About 20 minutes into the men’s soccer scrimmage against Lafayette College on Tuesday, a chorus of around 20 kids chanted, “Let’s go Temple!” several times as the Owls looked to start their preseason on the right note.
The kids were a part of a YMCA summer camp—and at the time, they had already seen three goals, all courtesy of Temple.
The Owls were enjoying a three-goal lead early on, thanks to goals by junior midfielder/forward Jared Martinelli, freshman forward Olli Tynkkynen, and sophomore defenseman Robert Sagel.
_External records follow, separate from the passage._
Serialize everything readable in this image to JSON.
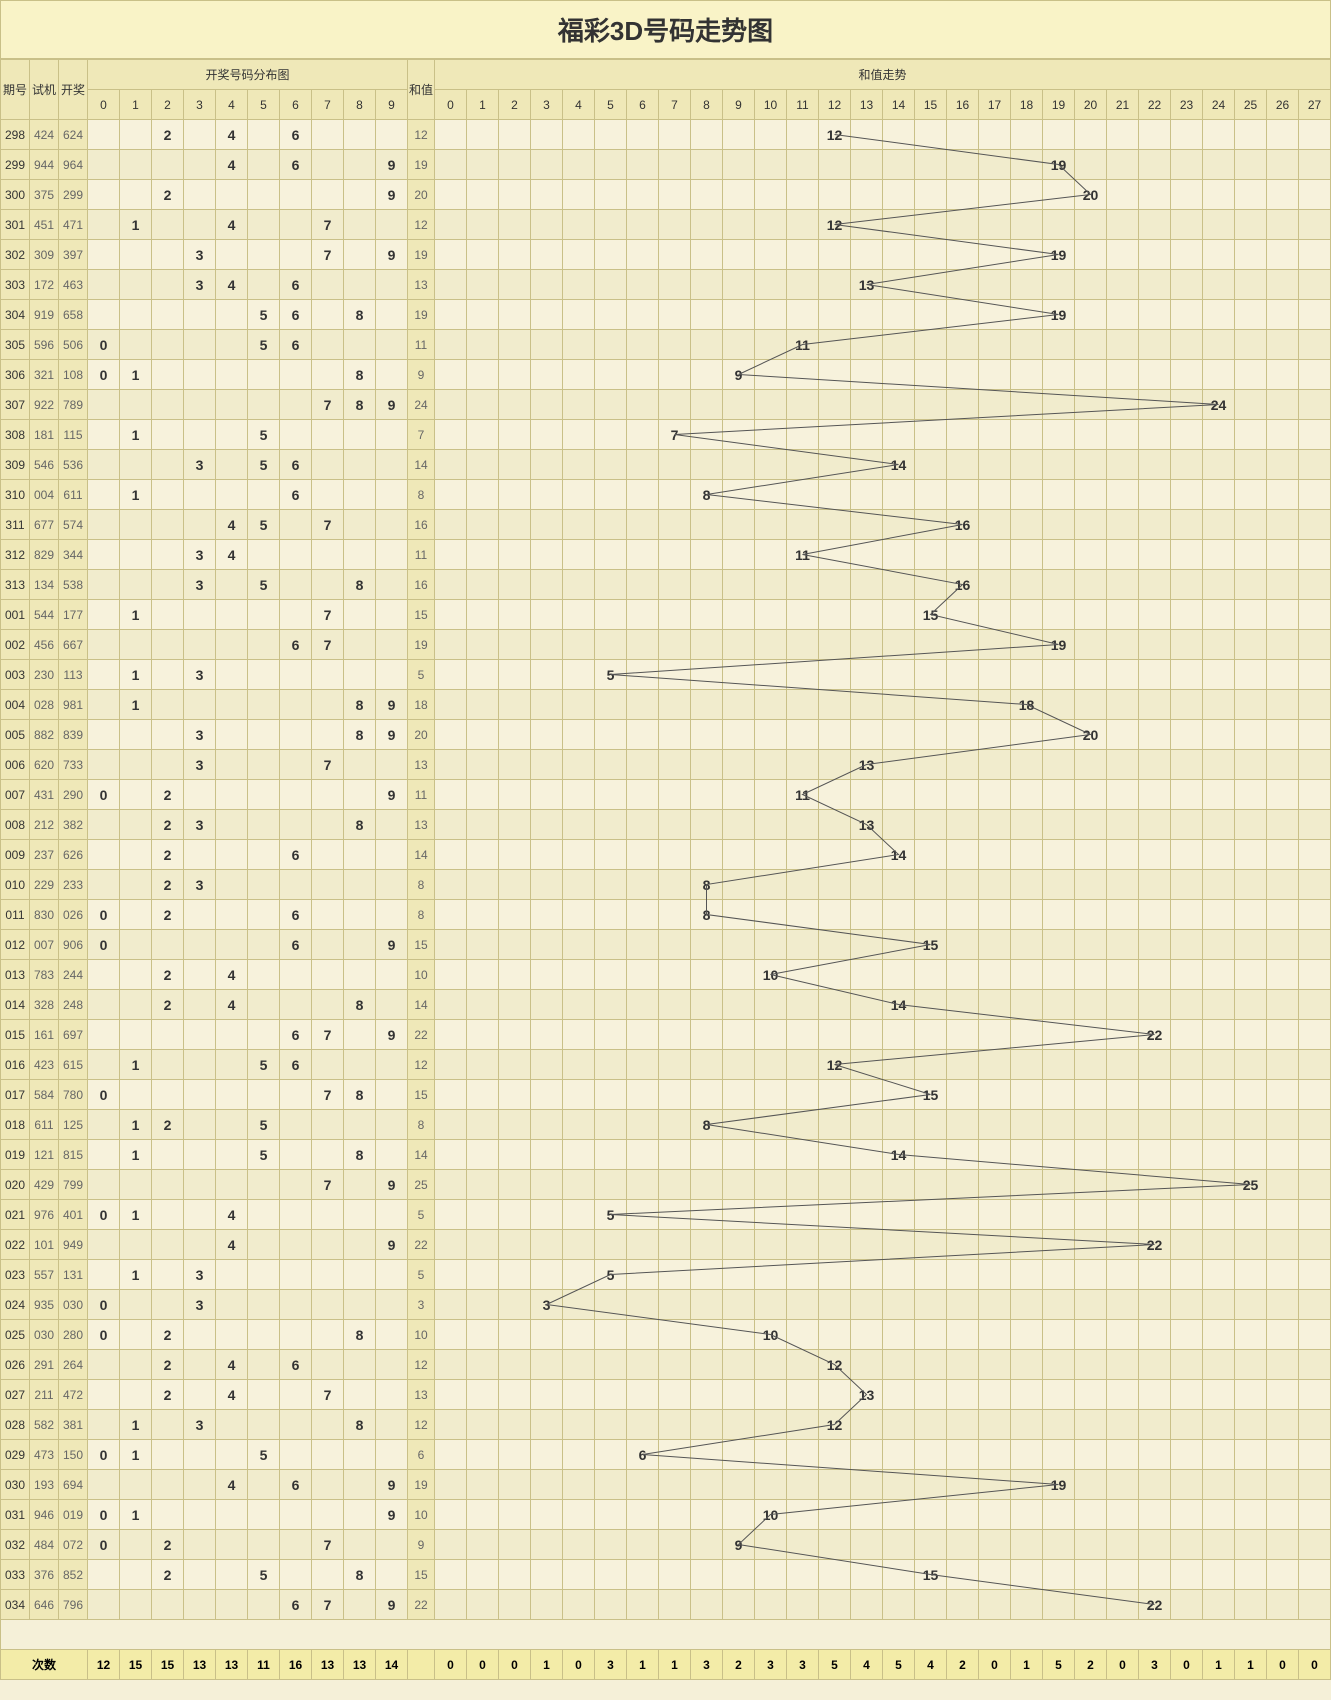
{
  "title": "福彩3D号码走势图",
  "headers": {
    "qi": "期号",
    "sj": "试机",
    "kj": "开奖",
    "dist": "开奖号码分布图",
    "hz": "和值",
    "sumTrend": "和值走势",
    "foot": "次数"
  },
  "digitCols": [
    0,
    1,
    2,
    3,
    4,
    5,
    6,
    7,
    8,
    9
  ],
  "sumCols": [
    0,
    1,
    2,
    3,
    4,
    5,
    6,
    7,
    8,
    9,
    10,
    11,
    12,
    13,
    14,
    15,
    16,
    17,
    18,
    19,
    20,
    21,
    22,
    23,
    24,
    25,
    26,
    27
  ],
  "rows": [
    {
      "qi": "298",
      "sj": "424",
      "kj": "624",
      "d": [
        2,
        4,
        6
      ],
      "hz": 12
    },
    {
      "qi": "299",
      "sj": "944",
      "kj": "964",
      "d": [
        4,
        6,
        9
      ],
      "hz": 19
    },
    {
      "qi": "300",
      "sj": "375",
      "kj": "299",
      "d": [
        2,
        9
      ],
      "hz": 20
    },
    {
      "qi": "301",
      "sj": "451",
      "kj": "471",
      "d": [
        1,
        4,
        7
      ],
      "hz": 12
    },
    {
      "qi": "302",
      "sj": "309",
      "kj": "397",
      "d": [
        3,
        7,
        9
      ],
      "hz": 19
    },
    {
      "qi": "303",
      "sj": "172",
      "kj": "463",
      "d": [
        3,
        4,
        6
      ],
      "hz": 13
    },
    {
      "qi": "304",
      "sj": "919",
      "kj": "658",
      "d": [
        5,
        6,
        8
      ],
      "hz": 19
    },
    {
      "qi": "305",
      "sj": "596",
      "kj": "506",
      "d": [
        0,
        5,
        6
      ],
      "hz": 11
    },
    {
      "qi": "306",
      "sj": "321",
      "kj": "108",
      "d": [
        0,
        1,
        8
      ],
      "hz": 9
    },
    {
      "qi": "307",
      "sj": "922",
      "kj": "789",
      "d": [
        7,
        8,
        9
      ],
      "hz": 24
    },
    {
      "qi": "308",
      "sj": "181",
      "kj": "115",
      "d": [
        1,
        5
      ],
      "hz": 7
    },
    {
      "qi": "309",
      "sj": "546",
      "kj": "536",
      "d": [
        3,
        5,
        6
      ],
      "hz": 14
    },
    {
      "qi": "310",
      "sj": "004",
      "kj": "611",
      "d": [
        1,
        6
      ],
      "hz": 8
    },
    {
      "qi": "311",
      "sj": "677",
      "kj": "574",
      "d": [
        4,
        5,
        7
      ],
      "hz": 16
    },
    {
      "qi": "312",
      "sj": "829",
      "kj": "344",
      "d": [
        3,
        4
      ],
      "hz": 11
    },
    {
      "qi": "313",
      "sj": "134",
      "kj": "538",
      "d": [
        3,
        5,
        8
      ],
      "hz": 16
    },
    {
      "qi": "001",
      "sj": "544",
      "kj": "177",
      "d": [
        1,
        7
      ],
      "hz": 15
    },
    {
      "qi": "002",
      "sj": "456",
      "kj": "667",
      "d": [
        6,
        7
      ],
      "hz": 19
    },
    {
      "qi": "003",
      "sj": "230",
      "kj": "113",
      "d": [
        1,
        3
      ],
      "hz": 5
    },
    {
      "qi": "004",
      "sj": "028",
      "kj": "981",
      "d": [
        1,
        8,
        9
      ],
      "hz": 18
    },
    {
      "qi": "005",
      "sj": "882",
      "kj": "839",
      "d": [
        3,
        8,
        9
      ],
      "hz": 20
    },
    {
      "qi": "006",
      "sj": "620",
      "kj": "733",
      "d": [
        3,
        7
      ],
      "hz": 13
    },
    {
      "qi": "007",
      "sj": "431",
      "kj": "290",
      "d": [
        0,
        2,
        9
      ],
      "hz": 11
    },
    {
      "qi": "008",
      "sj": "212",
      "kj": "382",
      "d": [
        2,
        3,
        8
      ],
      "hz": 13
    },
    {
      "qi": "009",
      "sj": "237",
      "kj": "626",
      "d": [
        2,
        6
      ],
      "hz": 14
    },
    {
      "qi": "010",
      "sj": "229",
      "kj": "233",
      "d": [
        2,
        3
      ],
      "hz": 8
    },
    {
      "qi": "011",
      "sj": "830",
      "kj": "026",
      "d": [
        0,
        2,
        6
      ],
      "hz": 8
    },
    {
      "qi": "012",
      "sj": "007",
      "kj": "906",
      "d": [
        0,
        6,
        9
      ],
      "hz": 15
    },
    {
      "qi": "013",
      "sj": "783",
      "kj": "244",
      "d": [
        2,
        4
      ],
      "hz": 10
    },
    {
      "qi": "014",
      "sj": "328",
      "kj": "248",
      "d": [
        2,
        4,
        8
      ],
      "hz": 14
    },
    {
      "qi": "015",
      "sj": "161",
      "kj": "697",
      "d": [
        6,
        7,
        9
      ],
      "hz": 22
    },
    {
      "qi": "016",
      "sj": "423",
      "kj": "615",
      "d": [
        1,
        5,
        6
      ],
      "hz": 12
    },
    {
      "qi": "017",
      "sj": "584",
      "kj": "780",
      "d": [
        0,
        7,
        8
      ],
      "hz": 15
    },
    {
      "qi": "018",
      "sj": "611",
      "kj": "125",
      "d": [
        1,
        2,
        5
      ],
      "hz": 8
    },
    {
      "qi": "019",
      "sj": "121",
      "kj": "815",
      "d": [
        1,
        5,
        8
      ],
      "hz": 14
    },
    {
      "qi": "020",
      "sj": "429",
      "kj": "799",
      "d": [
        7,
        9
      ],
      "hz": 25
    },
    {
      "qi": "021",
      "sj": "976",
      "kj": "401",
      "d": [
        0,
        1,
        4
      ],
      "hz": 5
    },
    {
      "qi": "022",
      "sj": "101",
      "kj": "949",
      "d": [
        4,
        9
      ],
      "hz": 22
    },
    {
      "qi": "023",
      "sj": "557",
      "kj": "131",
      "d": [
        1,
        3
      ],
      "hz": 5
    },
    {
      "qi": "024",
      "sj": "935",
      "kj": "030",
      "d": [
        0,
        3
      ],
      "hz": 3
    },
    {
      "qi": "025",
      "sj": "030",
      "kj": "280",
      "d": [
        0,
        2,
        8
      ],
      "hz": 10
    },
    {
      "qi": "026",
      "sj": "291",
      "kj": "264",
      "d": [
        2,
        4,
        6
      ],
      "hz": 12
    },
    {
      "qi": "027",
      "sj": "211",
      "kj": "472",
      "d": [
        2,
        4,
        7
      ],
      "hz": 13
    },
    {
      "qi": "028",
      "sj": "582",
      "kj": "381",
      "d": [
        1,
        3,
        8
      ],
      "hz": 12
    },
    {
      "qi": "029",
      "sj": "473",
      "kj": "150",
      "d": [
        0,
        1,
        5
      ],
      "hz": 6
    },
    {
      "qi": "030",
      "sj": "193",
      "kj": "694",
      "d": [
        4,
        6,
        9
      ],
      "hz": 19
    },
    {
      "qi": "031",
      "sj": "946",
      "kj": "019",
      "d": [
        0,
        1,
        9
      ],
      "hz": 10
    },
    {
      "qi": "032",
      "sj": "484",
      "kj": "072",
      "d": [
        0,
        2,
        7
      ],
      "hz": 9
    },
    {
      "qi": "033",
      "sj": "376",
      "kj": "852",
      "d": [
        2,
        5,
        8
      ],
      "hz": 15
    },
    {
      "qi": "034",
      "sj": "646",
      "kj": "796",
      "d": [
        6,
        7,
        9
      ],
      "hz": 22
    }
  ],
  "footDigits": [
    12,
    15,
    15,
    13,
    13,
    11,
    16,
    13,
    13,
    14
  ],
  "footSums": [
    0,
    0,
    0,
    1,
    0,
    3,
    1,
    1,
    3,
    2,
    3,
    3,
    5,
    4,
    5,
    4,
    2,
    0,
    1,
    5,
    2,
    0,
    3,
    0,
    1,
    1,
    0,
    0
  ],
  "chart_data": {
    "type": "line",
    "title": "和值走势",
    "xlabel": "期号",
    "ylabel": "和值",
    "ylim": [
      0,
      27
    ],
    "x": [
      "298",
      "299",
      "300",
      "301",
      "302",
      "303",
      "304",
      "305",
      "306",
      "307",
      "308",
      "309",
      "310",
      "311",
      "312",
      "313",
      "001",
      "002",
      "003",
      "004",
      "005",
      "006",
      "007",
      "008",
      "009",
      "010",
      "011",
      "012",
      "013",
      "014",
      "015",
      "016",
      "017",
      "018",
      "019",
      "020",
      "021",
      "022",
      "023",
      "024",
      "025",
      "026",
      "027",
      "028",
      "029",
      "030",
      "031",
      "032",
      "033",
      "034"
    ],
    "values": [
      12,
      19,
      20,
      12,
      19,
      13,
      19,
      11,
      9,
      24,
      7,
      14,
      8,
      16,
      11,
      16,
      15,
      19,
      5,
      18,
      20,
      13,
      11,
      13,
      14,
      8,
      8,
      15,
      10,
      14,
      22,
      12,
      15,
      8,
      14,
      25,
      5,
      22,
      5,
      3,
      10,
      12,
      13,
      12,
      6,
      19,
      10,
      9,
      15,
      22
    ]
  }
}
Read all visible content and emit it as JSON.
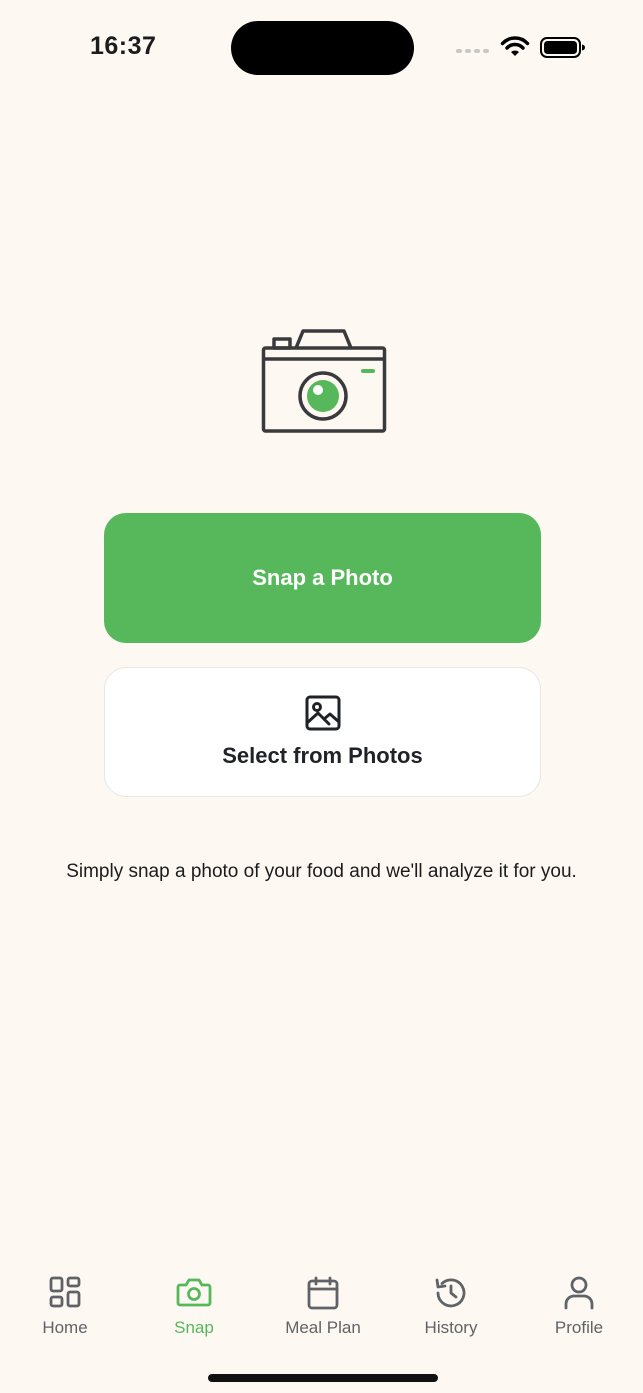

But once those 20 minutes passed, Lafayette adjusted, pressed up and collected two goals before the halftime whistle.
The second of those tallies came off a corner kick in stoppage time—a momentum shifter that would end up foreshadowing a second half in which Temple was sloppier with the ball, and Lafayette created several chances that could have tied the match.
Instead, Temple squeaked by Lafayette in a 3-2 final.
Coach Dave MacWilliams was pleased with how his players started the contest, but said he needs to see more consistency throughout each entire 45-minute half.
“That’s always something that frustrates me as a coach, giving up goals late in the first half,” MacWilliams said. “I think that changes [the match], gives the other team a lot of momentum going into halftime.”
On the offensive side of the ball, Temple jumped out to a fast start, as Martinelli finished off a quick counter attack by placing a left-footed shot in the bottom right-hand corner of Lafayette’s net.
“Dinho [Zwane] won a ball for us, and played it down the line to [Matt] Mahoney,” Martinelli said. “And fortunately I was wide open in the box, Mahoney found me and I was able to put one away.”
The junior forward led Temple with six goals and four assists last season, and was a preseason all-conference team selection in the American Athletic Conference. Martinelli said that honor means more after the season than before it.
“That really doesn’t matter all that much to me,” Martinelli said. “It matters at the end of the year and that’s hopefully where I want to be. You can’t really make too much of the beginning of the year, [because] I haven’t played a game yet.”
Temple’s second goal was arguably the highlight of the match, when freshman forward Olli Tynkkynen launched a shot from outside the penalty box that beat Lafayette goalie in the upper right-hand corner. The goal proved to be a fine example of MacWilliams’ recruiting class making an immediate impact on the attacking side of the ball.
“We’re definitely thinking Olli is a guy that can score 10 or more goals for us this year,” MacWilliams said. “The way he finished that ball, it was clinical. … We have high expectations, and we think he’s a guy who can deliver. He’s a great finisher.”
Returning to the defensive side of the ball, sophomore defender Robert Sagel rounded out the scoring for Temple by converting a penalty kick almost midway through the first half. Sagel said that scoring from the penalty is all about confidence.
“[The ref] points to the [penalty] spot,” Sagel said. “You just have to step up and take it.”
Sagel added that Lafayette’s success later on in the game was due to multiple factors.
“We got a lot of improvements to make,” Sagel said. “We were slow in possession, and still have some organization we got to sort out in the back defensively. Individually, I thought it was OK for our first preseason game of the year, and we’ll build off it.”
Like Martinelli, Sagel was a preseason All-Conference selection. The 6-foot-3-inch sophomore defender and was a key factor in Temple’s success last season, winning the William “Bill” Wilkinson Rookie of the Year for the Philadelphia Soccer Six, among other honors.
Sagel said having no such prior recognition made it easier to excel last season. Now, with all the awards from last year and a season under his belt, he plans to keep improving.
“Last year, I didn’t have too much recognition, so that wasn’t too much pressure,” Sagel said. “This year, that’s a different story, and I’m going to have to live up to it. Now I’m kind of a leader in the back line and especially going forward [this season], so I’m going to have to step up.”
Ultimately, MacWilliams feels Temple has to improve on a lot of things, ranging from midfielders pushing higher up the field to handling teams heavily pressuring the ball. But most importantly, the Owls will have to be more consistent throughout the full 90 minutes of each match.
MacWilliams split his team’s performance on Tuesday into two categories.
“The first 15 to 20 minutes was very good,” MacWilliams said. “But I think after that, it was very average.”
Steve Bohnel can be reached at firstname.lastname@example.org or on Twitter @SteveSportsGuy1.